I’m not sure how one gauges the success of a reception. Is it how many people show up? How many people compliment you? How much art is purchased? How many people suggest another exhibition or commission that probably won’t come to fruition? I don’t know.
A lot of people showed up, a lot of people responded positively to the work, a lot of people loved the food, and one person bought a print. Good, I think. I worked a bit harder to promote the show and to allow other people to promote it for me. A couple people mentioned reading about it in the paper to Robert.
Thanks to my grandparents, mom, mother-in-law, and some friends the food for the reception was everything I hoped it would be — good, seasonal, and substantial vegan food for people who aren’t used to eating vegan food. I’m glad I decided to shoot for having too much food because people ate pretty much all of it. There was very little left for us to take home by the end of the night. We had:
It was all delicious. And I might have forgotten something or things. We managed to find some compostable plates and silverware, plus recyclable plastic cups so there ended up being one trash bag, one recycling bag, and two compost bags. I’m pretty pleased with hosting an event that was at least semi-responsible.
Instead of a guestbook, I decided to paint a rectangle on the wall and let people fill it with their comments. More like an open forum or a discussion board than a guestbook. People were a bit shy about it, but with some encouragement by the end of the night there were several comments, some of which were especially thought-provoking or validating. (And who doesn’t love feeling validated?) It seems like most people came to me directly to tell me what they think.
We ended up staying in the gallery until 11:30 because people kept coming in, and I was as proud of myself for talking to so many strangers as I was for putting together the whole damn show. Especially on three hours of sleep. More images from the reception are available at my Flickr account. I’ll take some good photos of the work itself soon. Until then, here are a few more images from the reception:
I sent an exhibition proposal for December or later, but there was an opening in October, so despite not having the work done yet I decided to take it.
The show will be called Inheritance and it addresses the conflicts and ethics of various animal rights issues, such as factory farming and animal testing by the cosmetics industry. It combines drawing, painting, and installation. The original proposal needed to be simplified a bit for the sake of time and money, but the changes actually seem to work better (at least in my mind) than before. They’re a bit more dynamic. I’m really excited and nervous about it.
The local animal rights group might help me with the food at the reception. Fingers crossed. It’d be really great if the reception could be the combined effort of many individuals, especially on the local level. The reception will be entirely vegan, although I’ve heard that some people only go to art shows for cheese. Hm.
The past week and a half has been almost continually about collecting images: faces, bruises, skin irritation, nude females, mastitis, etc. My cats really like to be in the reference photos. Maybe I should just paint my cats. A whole show dedicated to my future as a cat lady.
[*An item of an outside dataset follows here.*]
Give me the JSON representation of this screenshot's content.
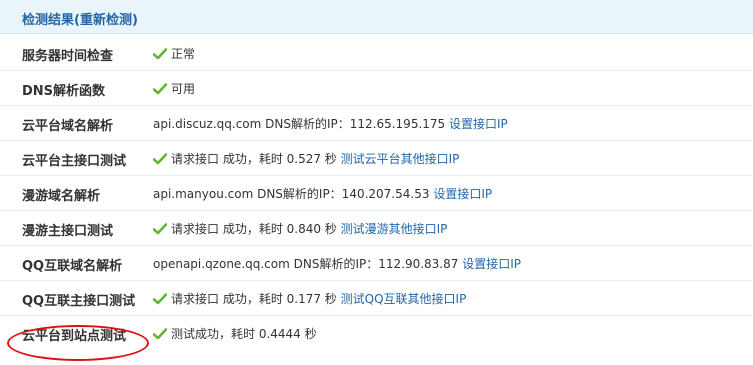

(By the way, the two “poses” above are not going to be included. I just thought they were good representations of my cats’ individual style for getting in the way. Because I know how much you care about my darling cats.)